Pedestrians in Connecticut and throughout the nation have always been vulnerable to injuries and death if they are hit by a motor vehicle. The number of vehicles on the road and the lack of protection that pedestrians have are factors in the damage that can be done. However, the prevalence of texting and driving and other distractions has increased the danger and number of accidents between a vehicle and a pedestrian.
Pedestrian deaths in Connecticut rose over the first half of 2016, even as attempts have been made to educate drivers on the risks of driving while distracted. There were 28 pedestrian deaths in 2016 over the first six months of the year.
This is an increase from 21 over the same time-period in 2015. This data comes from the Governors Highway Safety Administration (GHSA). Across the country, national, state and local governments are trying to emphasize the jeopardy pedestrians are placed in because of distracted drivers.
Law enforcement in Connecticut is trying to tamp down on the number of people who are driving while distracted by issuing citations and through campaigns explaining the dangers. Other states have experienced a greater rise in the number of pedestrians who died in a car accident indicating that the problem is a national epidemic. It is believed that there will be a 11 percent increase in pedestrian deaths in 2016 compared to the year before.
Pedestrians might be under the impression that leaving the car at home accords them greater safety, helps them save money and is a smart way to get exercise. These are all true. But, the number of drivers who are choosing to get behind the wheel and text or use their smartphones, while simultaneously operating a car is increasing. It is believed there is a direct connection between the two issues.
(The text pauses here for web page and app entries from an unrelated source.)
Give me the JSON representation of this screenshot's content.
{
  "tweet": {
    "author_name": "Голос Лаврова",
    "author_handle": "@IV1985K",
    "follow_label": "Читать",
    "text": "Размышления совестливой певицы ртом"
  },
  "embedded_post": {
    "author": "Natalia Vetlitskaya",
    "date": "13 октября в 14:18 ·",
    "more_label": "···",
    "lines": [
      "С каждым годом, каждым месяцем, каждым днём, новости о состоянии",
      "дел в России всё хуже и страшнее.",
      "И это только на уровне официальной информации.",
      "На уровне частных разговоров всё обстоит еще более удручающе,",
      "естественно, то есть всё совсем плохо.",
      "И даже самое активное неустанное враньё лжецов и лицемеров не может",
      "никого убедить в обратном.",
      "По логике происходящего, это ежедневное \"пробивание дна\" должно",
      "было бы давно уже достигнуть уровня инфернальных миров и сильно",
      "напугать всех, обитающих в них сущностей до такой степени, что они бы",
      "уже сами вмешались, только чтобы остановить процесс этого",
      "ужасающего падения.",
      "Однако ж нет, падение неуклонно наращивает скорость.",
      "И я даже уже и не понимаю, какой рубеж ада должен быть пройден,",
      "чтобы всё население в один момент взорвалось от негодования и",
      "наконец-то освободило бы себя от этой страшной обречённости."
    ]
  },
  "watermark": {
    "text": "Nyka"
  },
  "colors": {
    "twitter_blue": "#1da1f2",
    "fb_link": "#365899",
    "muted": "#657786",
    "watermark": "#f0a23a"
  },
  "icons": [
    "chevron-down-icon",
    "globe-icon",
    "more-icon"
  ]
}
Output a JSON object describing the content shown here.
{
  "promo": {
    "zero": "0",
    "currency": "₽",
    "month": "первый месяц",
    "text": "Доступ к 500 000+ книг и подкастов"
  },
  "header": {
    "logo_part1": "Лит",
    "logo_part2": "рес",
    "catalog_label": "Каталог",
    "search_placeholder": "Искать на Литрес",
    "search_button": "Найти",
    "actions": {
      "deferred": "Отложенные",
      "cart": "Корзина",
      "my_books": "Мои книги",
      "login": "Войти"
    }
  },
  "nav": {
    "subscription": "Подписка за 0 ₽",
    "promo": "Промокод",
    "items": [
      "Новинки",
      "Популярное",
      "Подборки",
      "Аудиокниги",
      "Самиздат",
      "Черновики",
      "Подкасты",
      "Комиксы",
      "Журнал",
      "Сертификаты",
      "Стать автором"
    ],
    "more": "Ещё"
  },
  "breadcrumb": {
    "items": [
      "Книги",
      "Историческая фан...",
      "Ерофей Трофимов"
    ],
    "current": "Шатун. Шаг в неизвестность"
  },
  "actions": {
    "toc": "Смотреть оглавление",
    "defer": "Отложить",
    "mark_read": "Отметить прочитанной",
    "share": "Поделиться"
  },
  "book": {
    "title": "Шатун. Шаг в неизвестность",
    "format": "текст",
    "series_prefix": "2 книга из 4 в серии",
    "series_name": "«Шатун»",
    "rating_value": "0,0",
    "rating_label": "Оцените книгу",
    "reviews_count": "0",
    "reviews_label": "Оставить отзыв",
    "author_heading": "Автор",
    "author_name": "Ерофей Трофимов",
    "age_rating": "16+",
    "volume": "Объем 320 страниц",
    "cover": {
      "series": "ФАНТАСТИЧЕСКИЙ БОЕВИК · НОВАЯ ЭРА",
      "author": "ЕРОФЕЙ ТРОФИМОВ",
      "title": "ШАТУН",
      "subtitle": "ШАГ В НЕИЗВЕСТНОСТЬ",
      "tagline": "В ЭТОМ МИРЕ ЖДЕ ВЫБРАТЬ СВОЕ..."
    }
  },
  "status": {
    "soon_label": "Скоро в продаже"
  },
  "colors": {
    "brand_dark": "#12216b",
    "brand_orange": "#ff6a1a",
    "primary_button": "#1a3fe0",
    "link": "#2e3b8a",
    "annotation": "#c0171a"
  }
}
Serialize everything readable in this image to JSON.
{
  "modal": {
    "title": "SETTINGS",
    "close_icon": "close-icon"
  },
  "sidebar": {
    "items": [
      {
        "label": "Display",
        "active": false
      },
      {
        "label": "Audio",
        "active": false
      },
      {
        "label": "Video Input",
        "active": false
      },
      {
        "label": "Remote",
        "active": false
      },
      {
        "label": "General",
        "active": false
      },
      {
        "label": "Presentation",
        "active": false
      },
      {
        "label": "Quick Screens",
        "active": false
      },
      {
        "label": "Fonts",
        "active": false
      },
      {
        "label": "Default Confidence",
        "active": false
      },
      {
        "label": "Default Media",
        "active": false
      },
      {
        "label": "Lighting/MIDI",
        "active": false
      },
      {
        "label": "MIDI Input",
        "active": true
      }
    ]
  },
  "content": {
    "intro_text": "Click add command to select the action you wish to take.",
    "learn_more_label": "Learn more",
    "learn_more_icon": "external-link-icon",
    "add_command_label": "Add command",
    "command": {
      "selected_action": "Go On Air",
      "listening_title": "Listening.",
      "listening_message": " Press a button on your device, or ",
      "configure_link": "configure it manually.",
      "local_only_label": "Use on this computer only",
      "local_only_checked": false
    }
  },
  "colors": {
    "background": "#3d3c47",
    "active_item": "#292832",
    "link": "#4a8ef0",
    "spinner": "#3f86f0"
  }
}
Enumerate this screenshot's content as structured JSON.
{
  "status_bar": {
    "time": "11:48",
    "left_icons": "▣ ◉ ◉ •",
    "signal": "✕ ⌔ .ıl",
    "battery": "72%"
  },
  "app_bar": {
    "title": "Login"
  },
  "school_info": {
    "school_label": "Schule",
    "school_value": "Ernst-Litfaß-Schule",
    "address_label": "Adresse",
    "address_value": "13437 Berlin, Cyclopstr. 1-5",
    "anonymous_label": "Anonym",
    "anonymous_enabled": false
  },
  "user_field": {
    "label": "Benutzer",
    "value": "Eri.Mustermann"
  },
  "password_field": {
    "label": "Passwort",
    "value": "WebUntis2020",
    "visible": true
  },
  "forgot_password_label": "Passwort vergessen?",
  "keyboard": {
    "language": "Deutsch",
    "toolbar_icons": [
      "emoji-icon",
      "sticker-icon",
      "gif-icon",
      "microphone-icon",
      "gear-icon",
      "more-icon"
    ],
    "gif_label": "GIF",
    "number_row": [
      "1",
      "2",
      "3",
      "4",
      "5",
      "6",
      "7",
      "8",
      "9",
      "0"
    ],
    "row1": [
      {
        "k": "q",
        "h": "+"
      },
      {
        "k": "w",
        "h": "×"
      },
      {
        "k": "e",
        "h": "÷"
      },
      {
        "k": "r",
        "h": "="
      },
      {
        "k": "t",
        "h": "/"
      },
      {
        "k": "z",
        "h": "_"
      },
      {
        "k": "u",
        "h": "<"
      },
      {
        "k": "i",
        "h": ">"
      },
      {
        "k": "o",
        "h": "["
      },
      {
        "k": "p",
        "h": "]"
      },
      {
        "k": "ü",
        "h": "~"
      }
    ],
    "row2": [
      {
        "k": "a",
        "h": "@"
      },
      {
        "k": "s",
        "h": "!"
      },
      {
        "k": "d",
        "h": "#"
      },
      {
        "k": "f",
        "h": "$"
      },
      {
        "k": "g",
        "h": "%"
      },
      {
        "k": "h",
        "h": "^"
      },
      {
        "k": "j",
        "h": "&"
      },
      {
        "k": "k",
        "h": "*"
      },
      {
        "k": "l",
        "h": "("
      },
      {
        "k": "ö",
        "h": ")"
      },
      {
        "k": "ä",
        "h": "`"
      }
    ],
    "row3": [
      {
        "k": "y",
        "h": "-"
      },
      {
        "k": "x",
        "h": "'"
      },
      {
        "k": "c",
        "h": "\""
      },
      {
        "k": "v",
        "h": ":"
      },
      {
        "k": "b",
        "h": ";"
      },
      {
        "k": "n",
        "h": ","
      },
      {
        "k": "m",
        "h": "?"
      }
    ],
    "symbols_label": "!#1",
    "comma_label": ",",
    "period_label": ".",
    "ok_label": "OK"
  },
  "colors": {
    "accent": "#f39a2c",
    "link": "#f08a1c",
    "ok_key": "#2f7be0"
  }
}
When a car hits a person, there will be medical expenses, the potential for permanent damage and even death. Those who have been affected by a car wreck as a pedestrian or have lost a loved one must be aware of the alternatives to seek compensation with help from a qualified legal professional.
Source: thehour.com, “Pedestrian deaths up in Connecticut, nationwide,” Robert Koch, April 9, 2017